Featured in PASCO’s Advanced Biology through Inquiry Teacher Guide
This manual features 22 challenging, standards-based, inquiry lab activities for AP, IB, and honors programs.
Students follow the growth and development of Wisconsin Fast Plants and determine if limiting cross-pollination to certain plants with a desired trait affects the frequency of that trait in the second generation.
Students follow the growth and development of Wisconsin Fast Plants® (a variety of Brassica rapa) through two generations. These plants have a short life cycle, can be grown easily in the classroom, and offer an assortment of traits students can readily observe. Quantitative traits, such as height, trichome hairs, and number of true leaves, offer students an opportunity to apply statistics to describe the range and variation in these traits in a population.
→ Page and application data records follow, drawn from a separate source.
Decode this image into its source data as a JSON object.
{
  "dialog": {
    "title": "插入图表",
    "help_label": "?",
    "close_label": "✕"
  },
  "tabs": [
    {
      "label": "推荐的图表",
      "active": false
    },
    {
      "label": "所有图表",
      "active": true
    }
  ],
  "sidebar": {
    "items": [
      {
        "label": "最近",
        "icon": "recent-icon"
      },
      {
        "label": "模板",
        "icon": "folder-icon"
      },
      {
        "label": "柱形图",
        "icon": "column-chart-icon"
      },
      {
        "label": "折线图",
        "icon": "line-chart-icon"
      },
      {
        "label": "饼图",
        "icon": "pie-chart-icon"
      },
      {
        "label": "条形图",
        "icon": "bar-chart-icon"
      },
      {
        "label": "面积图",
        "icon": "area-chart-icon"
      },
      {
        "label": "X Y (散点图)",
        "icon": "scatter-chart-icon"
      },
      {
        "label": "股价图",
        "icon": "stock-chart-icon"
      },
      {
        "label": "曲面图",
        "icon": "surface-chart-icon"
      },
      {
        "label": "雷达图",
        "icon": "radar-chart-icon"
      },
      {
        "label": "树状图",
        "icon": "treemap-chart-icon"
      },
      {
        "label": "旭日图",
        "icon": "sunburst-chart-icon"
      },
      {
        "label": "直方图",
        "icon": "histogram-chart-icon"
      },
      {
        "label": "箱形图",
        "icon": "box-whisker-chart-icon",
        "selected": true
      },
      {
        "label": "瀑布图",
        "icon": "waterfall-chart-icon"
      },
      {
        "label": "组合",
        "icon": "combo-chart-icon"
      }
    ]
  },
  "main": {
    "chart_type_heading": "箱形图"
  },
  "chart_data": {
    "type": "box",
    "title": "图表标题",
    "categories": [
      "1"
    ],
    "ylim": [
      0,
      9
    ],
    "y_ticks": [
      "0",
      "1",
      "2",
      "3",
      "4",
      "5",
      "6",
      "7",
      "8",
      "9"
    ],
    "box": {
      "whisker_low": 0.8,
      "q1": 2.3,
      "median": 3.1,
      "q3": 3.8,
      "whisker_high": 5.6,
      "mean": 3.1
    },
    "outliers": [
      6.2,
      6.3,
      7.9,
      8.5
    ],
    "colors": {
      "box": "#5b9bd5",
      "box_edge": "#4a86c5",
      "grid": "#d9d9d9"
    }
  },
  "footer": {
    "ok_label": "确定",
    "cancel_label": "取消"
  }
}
Unlike discrete traits, such as flower color, quantitative traits are continuous in a population and are typically represented in histograms (frequency graphs).
In the Initial Investigation, students measure the height and one additional quantitative trait of their choice. They then select a small proportion of plants to cross-pollinate and determine if the selection of plants based on a certain trait affects the frequency of the trait in the subsequent generation. The study of a real population, and the time invested in tending and growing two generations of plants, is invaluable in helping students develop true science process skills, especially the application of descriptive statistics to data. This lab is less about students obtaining a predicted set of results than it is about students engaging in the process of scientific inquiry. After they gain skills in growing the Fast Plants® and using statistics to make meaning of data, students can design and carry out an experiment of their own design.
This experiment may require software and an interface for data collection.